Liam had stammered since he was a little boy. It had not troubled him too much in primary school but at 15 he was becoming increasingly frustrated and sometimes sad about the problem.
When Liam attended the Centre for an assessment, he described the situations when talking had become a real struggle for him. He was aware of particular letters and words being difficult and that he had developed lots of strategies to hide the problem. Academic pressures were also increasing because of the demands of the school curriculum which included oral presentations, discussions, debates and his impending GCSEs.
There were also anxieties about having a social life. He had friends but meeting new people and going to parties had started to become a nightmare because all the issues and worries to do with being a teenager had become exaggerated by the stammer.
Liam attended a two-week intensive group therapy course for young adults which was held in the summer holidays. His parents came for one day to meet other parents who wanted to know more about the course and how to help.
At the beginning of the course, Liam said that he wanted to be more fluent, confident and relaxed in all situations. By the end of the two weeks, Liam had learned that he had some good strategies for being more fluent in lots of situations, that his confidence in being able to tackle situations had increased - and he started to understand that nobody is totally fluent all of the time!
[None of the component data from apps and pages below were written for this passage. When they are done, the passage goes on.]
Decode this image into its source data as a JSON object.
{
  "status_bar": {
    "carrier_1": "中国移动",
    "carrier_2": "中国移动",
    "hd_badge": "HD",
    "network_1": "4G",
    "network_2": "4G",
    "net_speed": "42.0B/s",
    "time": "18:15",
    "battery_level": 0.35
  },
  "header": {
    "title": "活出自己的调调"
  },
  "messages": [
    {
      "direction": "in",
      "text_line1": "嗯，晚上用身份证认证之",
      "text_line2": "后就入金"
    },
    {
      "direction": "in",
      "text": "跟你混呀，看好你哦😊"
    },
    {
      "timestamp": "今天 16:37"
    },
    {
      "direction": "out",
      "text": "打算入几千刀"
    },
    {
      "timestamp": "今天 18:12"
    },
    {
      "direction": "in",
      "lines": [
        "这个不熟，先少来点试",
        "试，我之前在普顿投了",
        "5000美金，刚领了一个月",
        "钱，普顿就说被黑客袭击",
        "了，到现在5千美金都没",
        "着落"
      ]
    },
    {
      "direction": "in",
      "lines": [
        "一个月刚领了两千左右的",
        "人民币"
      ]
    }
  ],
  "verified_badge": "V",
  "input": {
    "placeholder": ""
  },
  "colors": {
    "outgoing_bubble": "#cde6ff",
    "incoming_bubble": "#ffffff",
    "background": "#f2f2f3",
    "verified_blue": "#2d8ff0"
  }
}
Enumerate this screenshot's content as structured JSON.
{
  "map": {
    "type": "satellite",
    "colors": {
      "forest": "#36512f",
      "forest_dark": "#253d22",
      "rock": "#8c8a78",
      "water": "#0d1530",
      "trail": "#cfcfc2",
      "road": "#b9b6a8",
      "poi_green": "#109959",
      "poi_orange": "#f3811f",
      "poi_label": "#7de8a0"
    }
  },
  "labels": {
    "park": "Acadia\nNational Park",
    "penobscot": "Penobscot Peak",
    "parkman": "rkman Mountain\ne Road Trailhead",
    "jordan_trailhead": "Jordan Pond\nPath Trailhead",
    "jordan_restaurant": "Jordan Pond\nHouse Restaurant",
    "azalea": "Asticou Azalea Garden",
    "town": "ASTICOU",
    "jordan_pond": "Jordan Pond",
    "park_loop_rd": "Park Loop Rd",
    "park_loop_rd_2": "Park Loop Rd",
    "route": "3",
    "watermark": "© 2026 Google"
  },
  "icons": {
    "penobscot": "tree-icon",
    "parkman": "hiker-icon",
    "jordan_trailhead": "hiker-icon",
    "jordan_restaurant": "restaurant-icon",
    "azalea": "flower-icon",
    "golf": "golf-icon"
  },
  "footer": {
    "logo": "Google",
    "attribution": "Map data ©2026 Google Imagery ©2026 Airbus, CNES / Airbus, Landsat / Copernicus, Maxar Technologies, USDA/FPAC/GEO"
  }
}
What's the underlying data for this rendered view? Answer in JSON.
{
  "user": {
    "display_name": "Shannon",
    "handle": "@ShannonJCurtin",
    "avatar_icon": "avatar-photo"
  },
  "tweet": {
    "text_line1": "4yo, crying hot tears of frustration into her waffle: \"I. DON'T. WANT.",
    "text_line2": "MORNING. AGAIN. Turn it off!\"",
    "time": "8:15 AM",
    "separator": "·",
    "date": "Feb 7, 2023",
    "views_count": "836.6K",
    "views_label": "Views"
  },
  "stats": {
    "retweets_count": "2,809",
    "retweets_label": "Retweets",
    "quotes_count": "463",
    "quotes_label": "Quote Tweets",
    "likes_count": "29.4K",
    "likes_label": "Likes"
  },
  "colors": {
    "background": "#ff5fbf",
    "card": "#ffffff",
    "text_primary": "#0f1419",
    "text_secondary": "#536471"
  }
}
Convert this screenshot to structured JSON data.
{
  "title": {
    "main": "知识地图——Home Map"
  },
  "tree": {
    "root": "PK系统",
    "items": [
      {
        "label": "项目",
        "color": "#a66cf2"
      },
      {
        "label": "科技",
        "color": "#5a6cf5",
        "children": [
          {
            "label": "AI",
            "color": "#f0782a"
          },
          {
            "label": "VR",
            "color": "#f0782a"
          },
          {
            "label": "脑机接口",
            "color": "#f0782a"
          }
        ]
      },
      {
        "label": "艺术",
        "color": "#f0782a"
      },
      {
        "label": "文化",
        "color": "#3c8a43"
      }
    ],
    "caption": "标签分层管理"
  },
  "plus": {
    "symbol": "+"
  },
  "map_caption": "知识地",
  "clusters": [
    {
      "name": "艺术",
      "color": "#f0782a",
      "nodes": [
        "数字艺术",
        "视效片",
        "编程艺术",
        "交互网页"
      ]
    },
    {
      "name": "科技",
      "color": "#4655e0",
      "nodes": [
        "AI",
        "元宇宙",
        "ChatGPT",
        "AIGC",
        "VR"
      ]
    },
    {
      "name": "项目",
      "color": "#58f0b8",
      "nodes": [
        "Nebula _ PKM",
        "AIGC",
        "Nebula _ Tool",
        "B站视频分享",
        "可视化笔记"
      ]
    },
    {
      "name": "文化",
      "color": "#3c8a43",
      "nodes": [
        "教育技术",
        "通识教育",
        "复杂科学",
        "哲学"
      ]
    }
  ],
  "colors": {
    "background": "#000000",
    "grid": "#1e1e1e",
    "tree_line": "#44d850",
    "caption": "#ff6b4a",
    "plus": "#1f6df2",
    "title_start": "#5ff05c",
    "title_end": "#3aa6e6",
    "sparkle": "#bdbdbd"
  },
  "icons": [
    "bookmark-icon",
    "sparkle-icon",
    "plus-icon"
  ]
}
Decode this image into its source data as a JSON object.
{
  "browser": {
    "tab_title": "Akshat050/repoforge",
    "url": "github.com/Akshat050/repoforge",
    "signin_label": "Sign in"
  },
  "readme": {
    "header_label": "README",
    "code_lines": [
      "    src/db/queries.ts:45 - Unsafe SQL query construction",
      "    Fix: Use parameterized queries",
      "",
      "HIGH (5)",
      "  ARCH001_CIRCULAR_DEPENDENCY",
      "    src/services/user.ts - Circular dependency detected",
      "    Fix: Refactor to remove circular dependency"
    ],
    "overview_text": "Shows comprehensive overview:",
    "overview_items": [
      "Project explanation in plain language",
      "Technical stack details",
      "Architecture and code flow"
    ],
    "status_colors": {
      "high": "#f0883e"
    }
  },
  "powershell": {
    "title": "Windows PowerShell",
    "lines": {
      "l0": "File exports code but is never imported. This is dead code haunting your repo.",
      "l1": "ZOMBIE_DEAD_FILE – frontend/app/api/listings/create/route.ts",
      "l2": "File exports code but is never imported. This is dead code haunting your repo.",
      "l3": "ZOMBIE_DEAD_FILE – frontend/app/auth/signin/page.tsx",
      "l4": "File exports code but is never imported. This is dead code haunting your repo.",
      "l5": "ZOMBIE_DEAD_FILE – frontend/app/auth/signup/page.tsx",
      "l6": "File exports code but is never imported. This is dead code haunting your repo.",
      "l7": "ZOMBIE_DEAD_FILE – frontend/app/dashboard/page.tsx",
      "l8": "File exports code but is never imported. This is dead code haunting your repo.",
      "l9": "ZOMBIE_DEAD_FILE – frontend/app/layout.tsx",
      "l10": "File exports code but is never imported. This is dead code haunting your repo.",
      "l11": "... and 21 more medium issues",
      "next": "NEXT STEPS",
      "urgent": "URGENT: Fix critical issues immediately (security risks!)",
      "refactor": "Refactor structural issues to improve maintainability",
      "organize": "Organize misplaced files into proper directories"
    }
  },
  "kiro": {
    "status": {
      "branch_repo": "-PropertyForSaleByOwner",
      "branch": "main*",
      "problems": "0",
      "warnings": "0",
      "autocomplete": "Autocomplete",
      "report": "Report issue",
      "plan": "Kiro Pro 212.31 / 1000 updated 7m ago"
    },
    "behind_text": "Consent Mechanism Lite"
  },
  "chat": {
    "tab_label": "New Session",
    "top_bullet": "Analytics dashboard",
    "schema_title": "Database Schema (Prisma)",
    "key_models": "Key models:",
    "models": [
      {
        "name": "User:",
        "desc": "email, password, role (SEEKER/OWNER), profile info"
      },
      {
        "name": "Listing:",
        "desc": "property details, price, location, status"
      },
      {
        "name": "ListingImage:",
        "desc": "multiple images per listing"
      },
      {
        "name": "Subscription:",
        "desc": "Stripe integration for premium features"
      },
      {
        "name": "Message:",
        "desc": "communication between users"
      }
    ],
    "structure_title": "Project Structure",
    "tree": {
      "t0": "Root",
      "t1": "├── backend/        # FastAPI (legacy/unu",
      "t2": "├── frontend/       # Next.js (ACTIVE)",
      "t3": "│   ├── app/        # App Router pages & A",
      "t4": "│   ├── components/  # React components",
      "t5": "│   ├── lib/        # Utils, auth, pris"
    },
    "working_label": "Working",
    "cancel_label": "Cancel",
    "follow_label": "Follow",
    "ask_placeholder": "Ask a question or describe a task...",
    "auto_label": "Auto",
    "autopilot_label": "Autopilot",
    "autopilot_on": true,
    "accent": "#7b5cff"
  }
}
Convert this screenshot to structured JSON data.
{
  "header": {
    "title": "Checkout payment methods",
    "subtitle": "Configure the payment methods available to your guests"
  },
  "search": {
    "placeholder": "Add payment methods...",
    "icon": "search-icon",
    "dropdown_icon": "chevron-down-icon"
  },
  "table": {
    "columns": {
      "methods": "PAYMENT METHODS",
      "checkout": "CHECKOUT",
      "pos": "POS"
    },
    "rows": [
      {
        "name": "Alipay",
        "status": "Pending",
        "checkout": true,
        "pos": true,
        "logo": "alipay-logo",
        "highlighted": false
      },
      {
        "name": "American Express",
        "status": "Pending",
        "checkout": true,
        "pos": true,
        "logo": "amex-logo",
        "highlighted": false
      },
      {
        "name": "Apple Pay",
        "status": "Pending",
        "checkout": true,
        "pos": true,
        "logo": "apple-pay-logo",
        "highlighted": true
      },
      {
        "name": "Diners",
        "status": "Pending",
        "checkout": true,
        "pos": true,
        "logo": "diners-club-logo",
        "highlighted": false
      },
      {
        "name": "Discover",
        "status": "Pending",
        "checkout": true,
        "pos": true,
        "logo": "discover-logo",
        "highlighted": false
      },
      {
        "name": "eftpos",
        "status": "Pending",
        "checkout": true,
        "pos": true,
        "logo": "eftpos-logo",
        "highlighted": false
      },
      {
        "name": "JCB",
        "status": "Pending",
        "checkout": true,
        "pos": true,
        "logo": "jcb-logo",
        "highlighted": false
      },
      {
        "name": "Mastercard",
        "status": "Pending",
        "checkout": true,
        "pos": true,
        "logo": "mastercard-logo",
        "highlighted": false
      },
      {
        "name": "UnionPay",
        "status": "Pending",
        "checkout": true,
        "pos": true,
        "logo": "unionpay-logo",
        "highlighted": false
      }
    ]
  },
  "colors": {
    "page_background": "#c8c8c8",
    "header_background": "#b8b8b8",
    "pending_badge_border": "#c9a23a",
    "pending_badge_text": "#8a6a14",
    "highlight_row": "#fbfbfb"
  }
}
More importantly, Liam had benefited from making friends with other people who stammer. Through sharing ideas, problem solving and practising new skills he felt that he had more control of his life. Liam knows that he can make an appointment for a top-up whenever he wants to.Information for teenagers